  47. Anthonsen MW, Ronnstrand L, Wernstedt C, Degerman E, Holm C. Identification of novel phosphorylation sites in hormone-sensitive lipase that are phosphorylated in response to isoproterenol and govern activation properties in vitro. J Biol Chem. 1998;273:215–21.View ArticleGoogle Scholar
  48. Garton AJ, Yeaman SJ. Identification and role of the basal phosphorylation site on hormone-sensitive lipase. Eur J Biochem. 1990;191:245–50.View ArticleGoogle Scholar
  49. Cypess AM, Weiner LS, Roberts-Toler C, Franquet Elia E, Kessler SH, Kahn PA, English J, Chatman K, Trauger SA, Doria A, Kolodny GM. Activation of human brown adipose tissue by a beta3-adrenergic receptor agonist. Cell Metab. 2015;21:33–8.View ArticleGoogle Scholar
  50. de Jesus LA, Carvalho SD, Ribeiro MO, Schneider M, Kim SW, Harney JW, Larsen PR, Bianco AC. The type 2 iodothyronine deiodinase is essential for adaptive thermogenesis in brown adipose tissue. J Clin Invest. 2001;108:1379–85.View ArticleGoogle Scholar
  51. Pellegrino MJ, McCully BH, Habecker BA. Leptin stimulates sympathetic axon outgrowth. Neurosci Lett. 2014;566:1–5.View ArticleGoogle Scholar
  52. Zvintzou E, Lhomme M, Chasapi S, Filou S, Theodoropoulos V, Xapapadaki E, Kontush A, Spyroulias G, Tellis CC, Tselepis AD, et al. Pleiotropic effects of apolipoprotein C3 on HDL functionality and adipose tissue metabolic activity. J Lipid Res. 2017;58:1869–83.View ArticleGoogle Scholar
  53. Dong XY, Tang SQ. Insulin-induced gene: a new regulator in lipid metabolism. Peptides. 2010;31:2145–50.View ArticleGoogle Scholar
  54. Decara JM, Romero-Cuevas M, Rivera P, Macias-Gonzalez M, Vida M, Pavon FJ, Serrano A, Cano C, Fresno N, Perez-Fernandez R, et al. Elaidyl-sulfamide, an oleoylethanolamide-modelled PPARalpha agonist, reduces body weight gain and plasma cholesterol in rats. Dis Model Mech. 2012;5:660–70.View ArticleGoogle Scholar
  55. Wong KE, Szeto FL, Zhang W, Ye H, Kong J, Zhang Z, Sun XJ, Li YC. Involvement of the vitamin D receptor in energy metabolism: regulation of uncoupling proteins. Am J Physiol Endocrinol Metab. 2009;296:E820–8.View ArticleGoogle Scholar
  56. Wong KE, Kong J, Zhang W, Szeto FL, Ye H, Deb DK, Brady MJ, Li YC. Targeted expression of human vitamin D receptor in adipocytes decreases energy expenditure and induces obesity in mice. J Biol Chem. 2011;286:33804–10.View ArticleGoogle Scholar
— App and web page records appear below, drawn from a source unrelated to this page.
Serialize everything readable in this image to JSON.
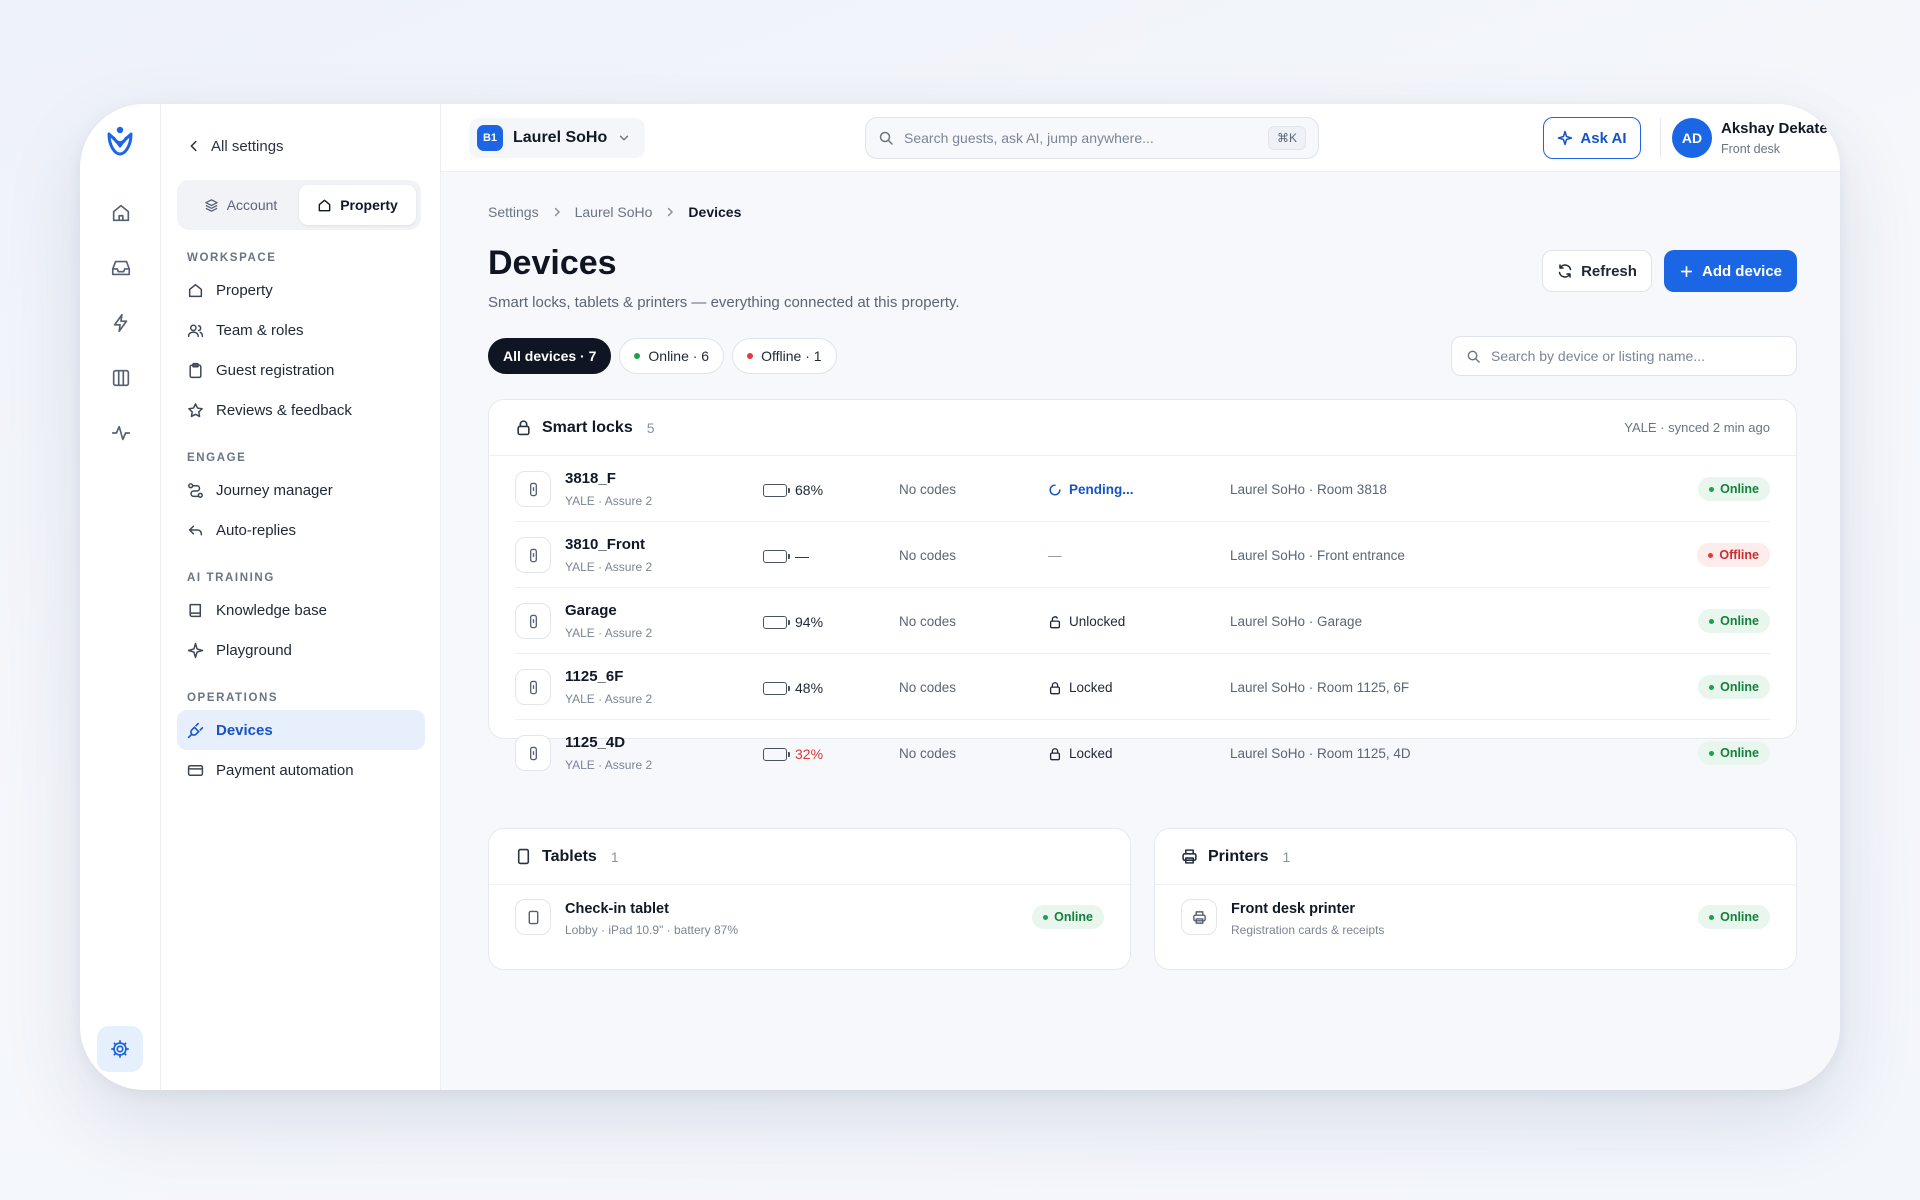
{
  "sidebar": {
    "back_label": "All settings",
    "tabs": [
      {
        "label": "Account",
        "icon": "layers-icon"
      },
      {
        "label": "Property",
        "icon": "home-icon"
      }
    ],
    "groups": {
      "workspace": "WORKSPACE",
      "engage": "ENGAGE",
      "ai_training": "AI TRAINING",
      "operations": "OPERATIONS"
    },
    "items": {
      "property": "Property",
      "team": "Team & roles",
      "guest_registration": "Guest registration",
      "reviews": "Reviews & feedback",
      "journey": "Journey manager",
      "auto_replies": "Auto-replies",
      "knowledge": "Knowledge base",
      "playground": "Playground",
      "devices": "Devices",
      "payment": "Payment automation"
    },
    "active_item": "Devices"
  },
  "topbar": {
    "property_badge": "B1",
    "property_name": "Laurel SoHo",
    "search_placeholder": "Search guests, ask AI, jump anywhere...",
    "search_shortcut": "⌘K",
    "ask_ai_label": "Ask AI",
    "user": {
      "initials": "AD",
      "name": "Akshay Dekate",
      "role": "Front desk"
    }
  },
  "breadcrumb": [
    "Settings",
    "Laurel SoHo",
    "Devices"
  ],
  "page": {
    "title": "Devices",
    "subtitle": "Smart locks, tablets & printers — everything connected at this property.",
    "refresh_label": "Refresh",
    "add_label": "Add device"
  },
  "filters": {
    "all": "All devices · 7",
    "online": "Online · 6",
    "offline": "Offline · 1",
    "search_placeholder": "Search by device or listing name..."
  },
  "colors": {
    "accent": "#1a66e5",
    "online": "#16a34a",
    "offline": "#e03a3a",
    "battery_good": "#16a34a",
    "battery_mid": "#e0a21a",
    "battery_low": "#d93636"
  },
  "smart_locks": {
    "title": "Smart locks",
    "count": "5",
    "sync_text": "YALE · synced 2 min ago",
    "rows": [
      {
        "name": "3818_F",
        "model": "YALE · Assure 2",
        "battery_pct": 68,
        "battery_text": "68%",
        "battery_level": "good",
        "codes": "No codes",
        "lock_state": "Pending...",
        "lock_kind": "pending",
        "location": "Laurel SoHo · Room 3818",
        "status": "Online",
        "status_kind": "online"
      },
      {
        "name": "3810_Front",
        "model": "YALE · Assure 2",
        "battery_pct": 0,
        "battery_text": "—",
        "battery_level": "none",
        "codes": "No codes",
        "lock_state": "—",
        "lock_kind": "none",
        "location": "Laurel SoHo · Front entrance",
        "status": "Offline",
        "status_kind": "offline"
      },
      {
        "name": "Garage",
        "model": "YALE · Assure 2",
        "battery_pct": 94,
        "battery_text": "94%",
        "battery_level": "good",
        "codes": "No codes",
        "lock_state": "Unlocked",
        "lock_kind": "unlocked",
        "location": "Laurel SoHo · Garage",
        "status": "Online",
        "status_kind": "online"
      },
      {
        "name": "1125_6F",
        "model": "YALE · Assure 2",
        "battery_pct": 48,
        "battery_text": "48%",
        "battery_level": "mid",
        "codes": "No codes",
        "lock_state": "Locked",
        "lock_kind": "locked",
        "location": "Laurel SoHo · Room 1125, 6F",
        "status": "Online",
        "status_kind": "online"
      },
      {
        "name": "1125_4D",
        "model": "YALE · Assure 2",
        "battery_pct": 32,
        "battery_text": "32%",
        "battery_level": "low",
        "codes": "No codes",
        "lock_state": "Locked",
        "lock_kind": "locked",
        "location": "Laurel SoHo · Room 1125, 4D",
        "status": "Online",
        "status_kind": "online"
      }
    ]
  },
  "tablets": {
    "title": "Tablets",
    "count": "1",
    "item": {
      "name": "Check-in tablet",
      "detail": "Lobby · iPad 10.9\" · battery 87%",
      "status": "Online"
    }
  },
  "printers": {
    "title": "Printers",
    "count": "1",
    "item": {
      "name": "Front desk printer",
      "detail": "Registration cards & receipts",
      "status": "Online"
    }
  }
}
Copyright

© The Author(s) 2018

Advertisement